Jennifer K. Silver, managing partner at Redwood Investments in Newton, said she believes this year’s developing rally is overdue.
“You have valuations that have been quite low. You have reasonably good corporate earnings. You have unemployment that’s still high but coming down; it’s moving in the right direction,’’ Silver said. With consumer debt levels improving and the housing picture getting healthier, she noted, there are real reasons to anticipate a better period for stocks.
“Ultimately it’s driven by fundamentals and how companies are doing,’’ Silver said. “But from time to time, psychology plays a big role in getting people to act. There are a lot of pent-up reasons for the market go up.’’
The Dow hit its all-time high, 14,164.53, on October 9, 2007.
Stocks ended 2011 roughly flat, after a deep plunge in late summer and early fall brought on by Europe’s woes and a downgrade of the AAA credit rating on US debt. While those problems have not been solved, analysts said, they are less pressing than last summer.
The Dow is up 6.4 percent already in 2012, and the Standard & Poor’s 500 index has jumped 8.2 percent. But this almost euphoric two-month experience could be slowed down, economists said, if gas prices jump to $4 a gallon and higher by Memorial Day, and prices at the pump take away from consumers’ ability to spend on other goods and services.

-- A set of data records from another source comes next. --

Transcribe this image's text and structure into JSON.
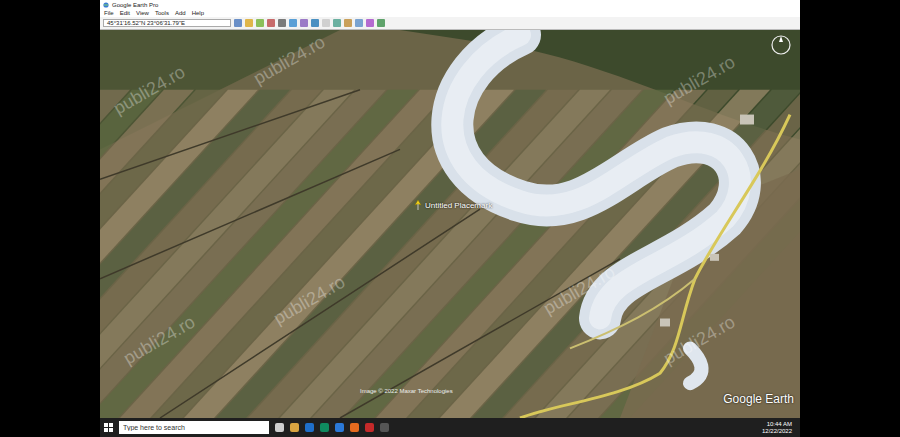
{
  "window": {
    "title": "Google Earth Pro"
  },
  "menu": [
    "File",
    "Edit",
    "View",
    "Tools",
    "Add",
    "Help"
  ],
  "toolbar": {
    "coordinates": "45°31'16.52\"N 23°06'31.79\"E"
  },
  "map": {
    "placemark": "Untitled Placemark",
    "attribution": "Image © 2022 Maxar Technologies",
    "logo": "Google Earth"
  },
  "watermarks": [
    "publi24.ro",
    "publi24.ro",
    "publi24.ro",
    "publi24.ro",
    "publi24.ro",
    "publi24.ro",
    "publi24.ro"
  ],
  "taskbar": {
    "search": {
      "placeholder": "Type here to search"
    },
    "time": "10:44 AM",
    "date": "12/22/2022"
  }
}
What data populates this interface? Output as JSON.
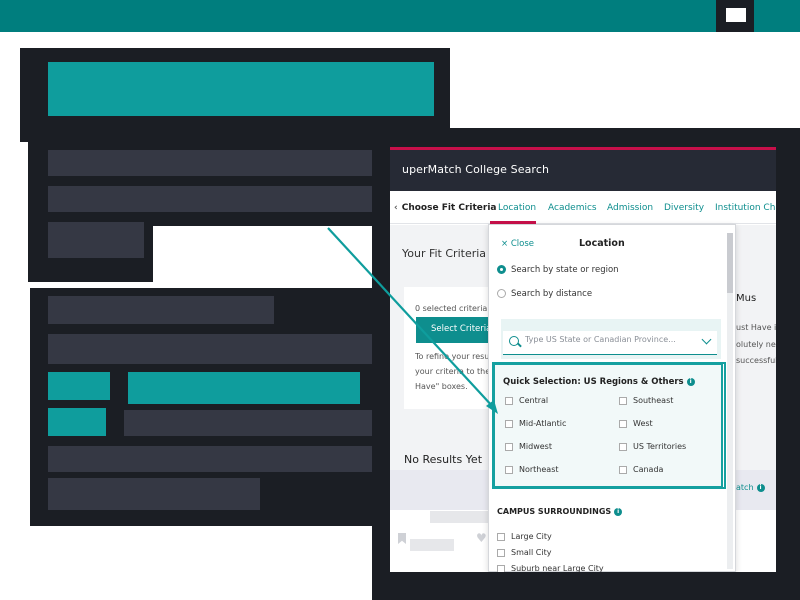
{
  "colors": {
    "teal": "#007e7e",
    "teal_bright": "#0f9d9d",
    "dark": "#1b1e24",
    "bar": "#353844",
    "accent_red": "#c8104a"
  },
  "app": {
    "title": "uperMatch College Search"
  },
  "tabs": {
    "choose": "Choose Fit Criteria",
    "items": [
      "Location",
      "Academics",
      "Admission",
      "Diversity",
      "Institution Chara"
    ]
  },
  "main": {
    "fit_title": "Your Fit Criteria",
    "selected_count": "0 selected criteria",
    "select_button": "Select Criteria T",
    "refine_lines": [
      "To refine your result",
      "your criteria to the",
      "Have\" boxes."
    ],
    "no_results": "No Results Yet",
    "right_heading": "Mus",
    "right_lines": [
      "ust Have is",
      "olutely nee",
      "successful"
    ],
    "match_label": "atch"
  },
  "location_panel": {
    "close_label": "Close",
    "title": "Location",
    "search_mode_state": "Search by state or region",
    "search_mode_distance": "Search by distance",
    "search_placeholder": "Type US State or Canadian Province...",
    "quick_title": "Quick Selection: US Regions & Others",
    "regions_left": [
      "Central",
      "Mid-Atlantic",
      "Midwest",
      "Northeast"
    ],
    "regions_right": [
      "Southeast",
      "West",
      "US Territories",
      "Canada"
    ],
    "campus_title": "CAMPUS SURROUNDINGS",
    "campus_options": [
      "Large City",
      "Small City",
      "Suburb near Large City"
    ]
  },
  "icons": {
    "close": "×",
    "info": "i",
    "heart": "♥"
  }
}
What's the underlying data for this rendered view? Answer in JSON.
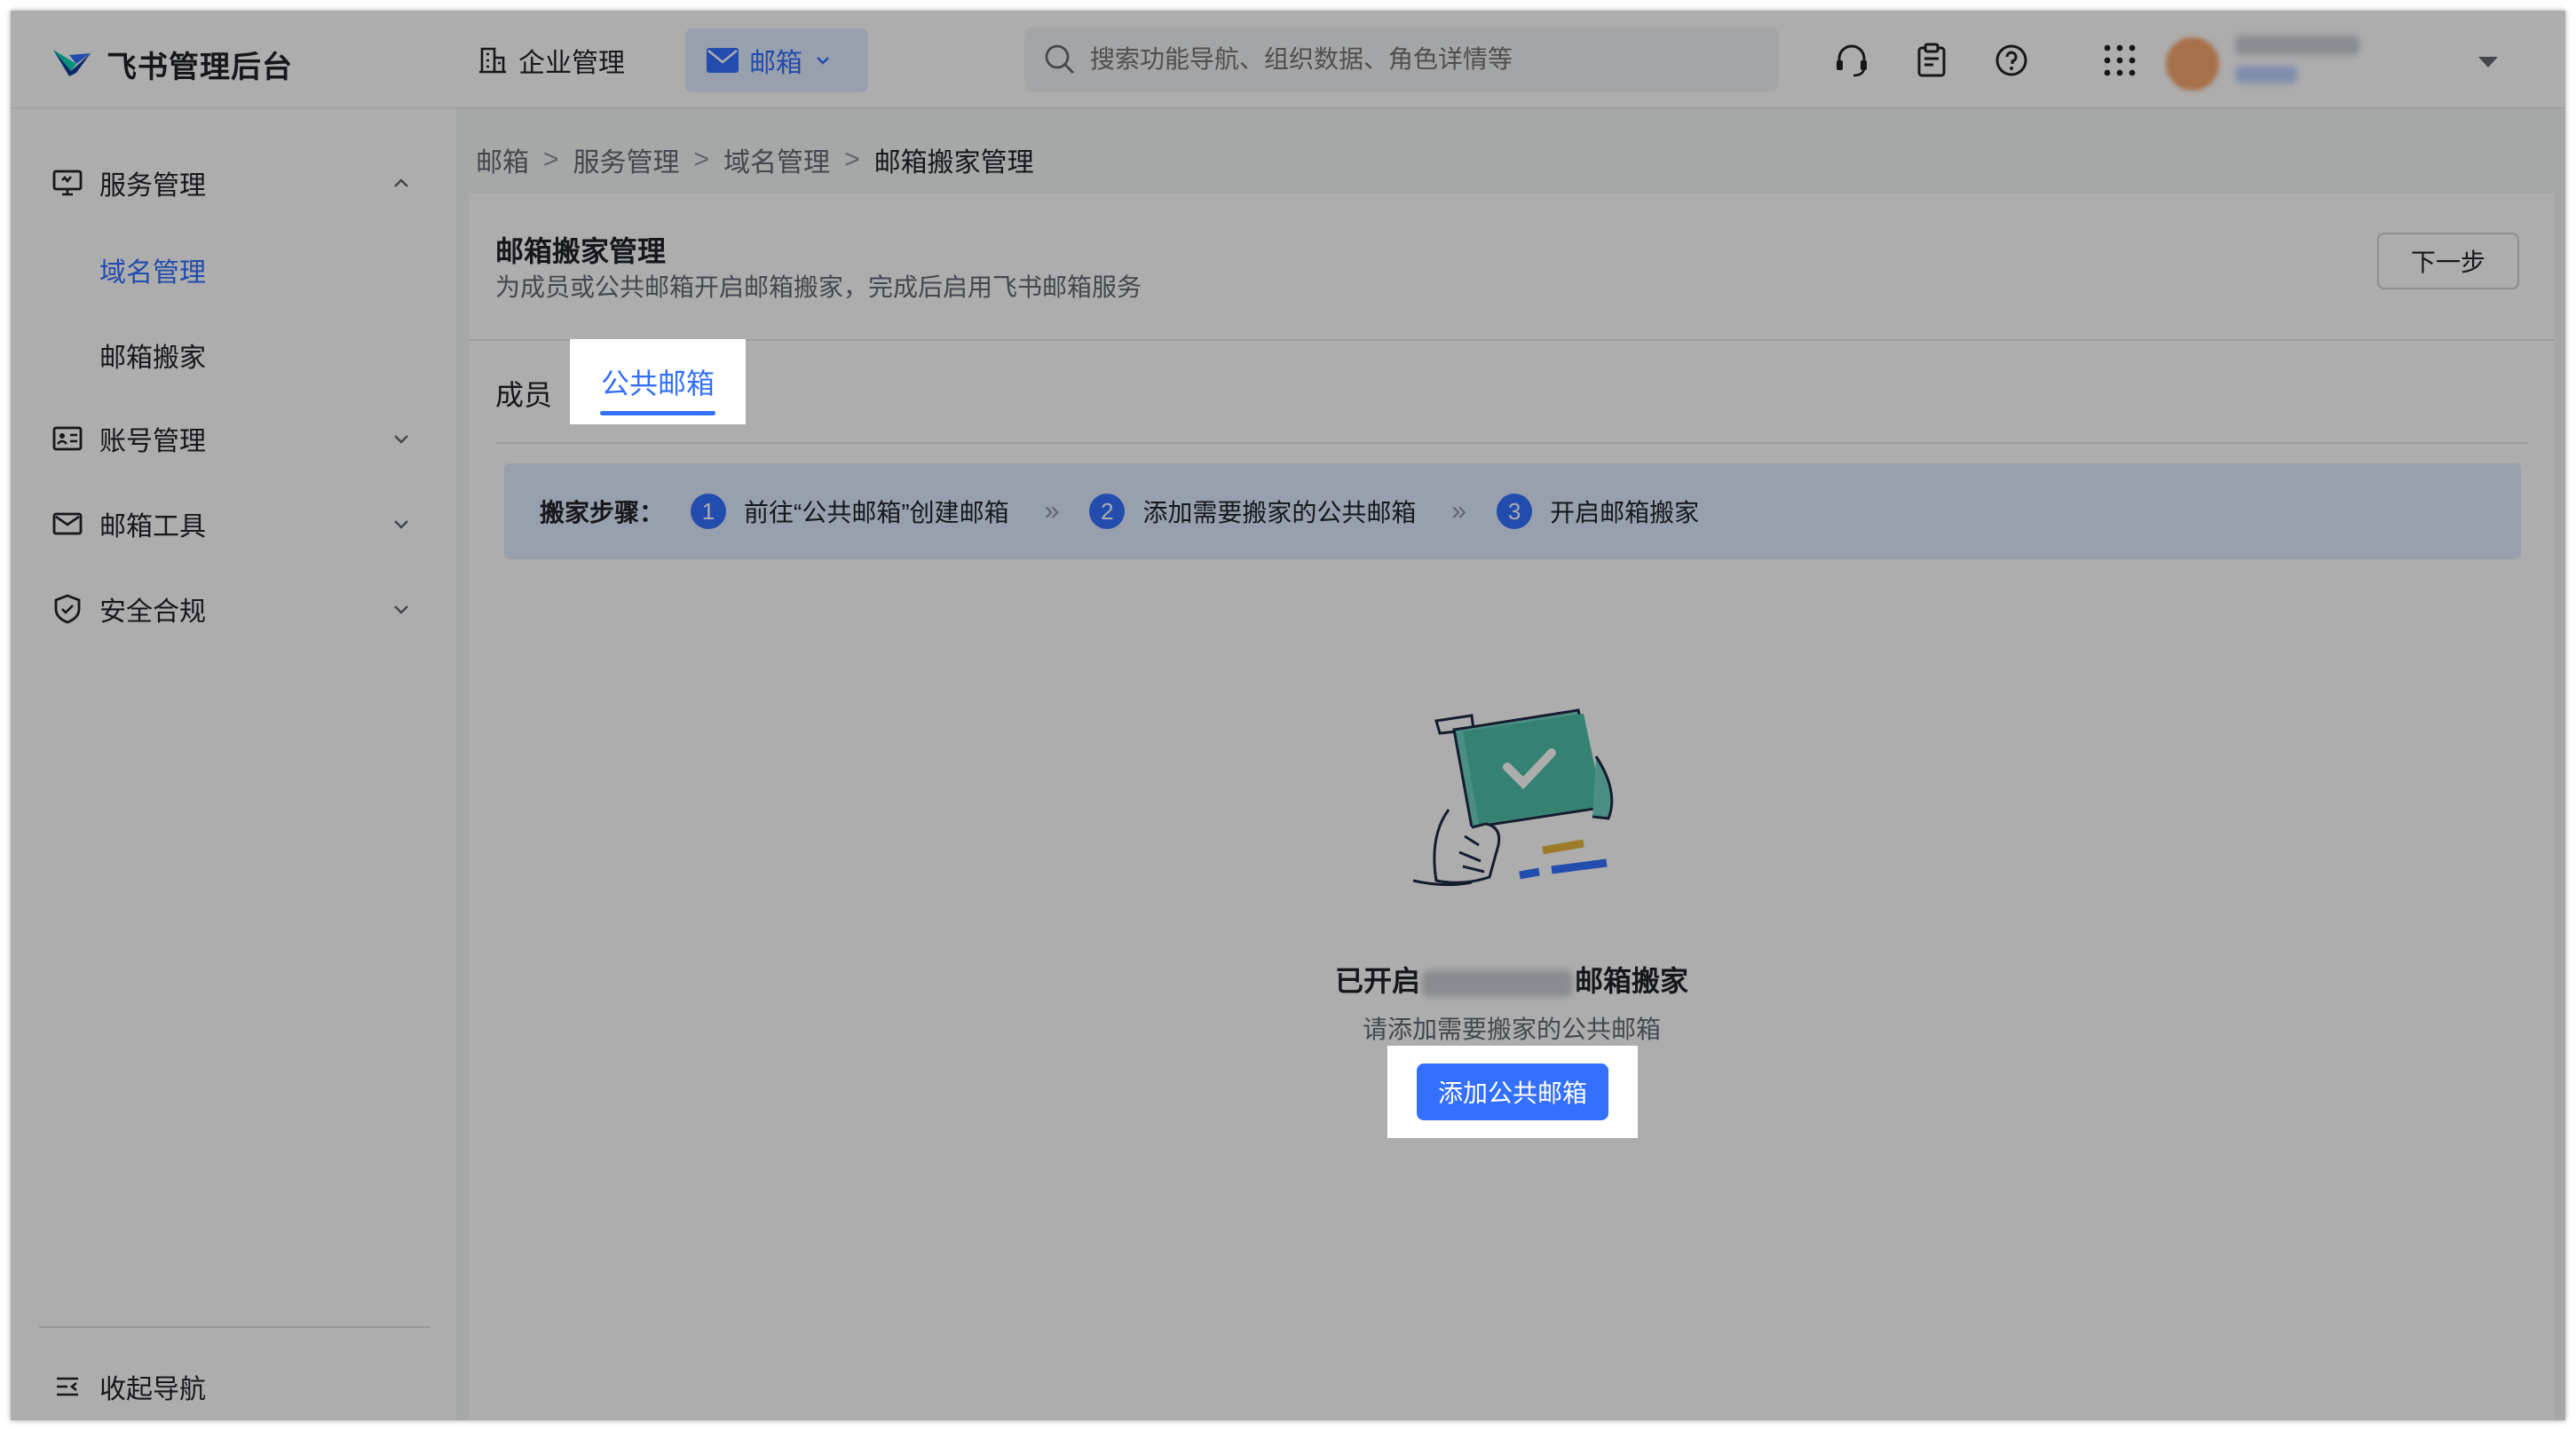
{
  "header": {
    "app_title": "飞书管理后台",
    "enterprise_label": "企业管理",
    "mail_label": "邮箱",
    "search_placeholder": "搜索功能导航、组织数据、角色详情等"
  },
  "sidebar": {
    "sections": [
      {
        "label": "服务管理",
        "expanded": true,
        "icon": "service-monitor-icon",
        "children": [
          "域名管理",
          "邮箱搬家"
        ]
      },
      {
        "label": "账号管理",
        "expanded": false,
        "icon": "id-card-icon"
      },
      {
        "label": "邮箱工具",
        "expanded": false,
        "icon": "envelope-icon"
      },
      {
        "label": "安全合规",
        "expanded": false,
        "icon": "shield-icon"
      }
    ],
    "active_child": "域名管理",
    "collapse_label": "收起导航"
  },
  "breadcrumb": [
    "邮箱",
    "服务管理",
    "域名管理",
    "邮箱搬家管理"
  ],
  "page": {
    "title": "邮箱搬家管理",
    "subtitle": "为成员或公共邮箱开启邮箱搬家，完成后启用飞书邮箱服务",
    "next_label": "下一步",
    "tabs": [
      "成员",
      "公共邮箱"
    ],
    "active_tab": "公共邮箱",
    "steps_lead": "搬家步骤：",
    "steps": [
      {
        "num": "1",
        "text": "前往“公共邮箱”创建邮箱"
      },
      {
        "num": "2",
        "text": "添加需要搬家的公共邮箱"
      },
      {
        "num": "3",
        "text": "开启邮箱搬家"
      }
    ],
    "empty_title_prefix": "已开启",
    "empty_title_suffix": "邮箱搬家",
    "empty_subtitle": "请添加需要搬家的公共邮箱",
    "add_button": "添加公共邮箱"
  },
  "colors": {
    "accent": "#3370ff",
    "overlay": "rgba(0,0,0,0.32)"
  }
}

“One of the things that could really upset the proverbial apple cart is gasoline prices. It’s the most significant near-term threat to the positive feelings,’’ said Zandi, the economist.
Oil prices have surged to their highest point since last May, on fears that Iran will cut off more of its oil supply to Europe, having already stopped sales to companies in England and France.
And longer term, economists at IHS Global Insight in London said in a report yesterday, Greece still has a lot of work to do. While Europe’s $172 billion aid package should head off disaster, Greece needs a plan for growth. The IHS economists wrote that Greece is immersed in an “austerity trap,’’ where efforts to cut spending and raise tax revenue, coupled with a deep recession “feed each other with dire consequences.’’
The Standard & Poor’s 500 index yesterday rose slightly, by nearly one point, to 1,362. The Nasdaq composite index slipped 3.21 points to 2,948.57.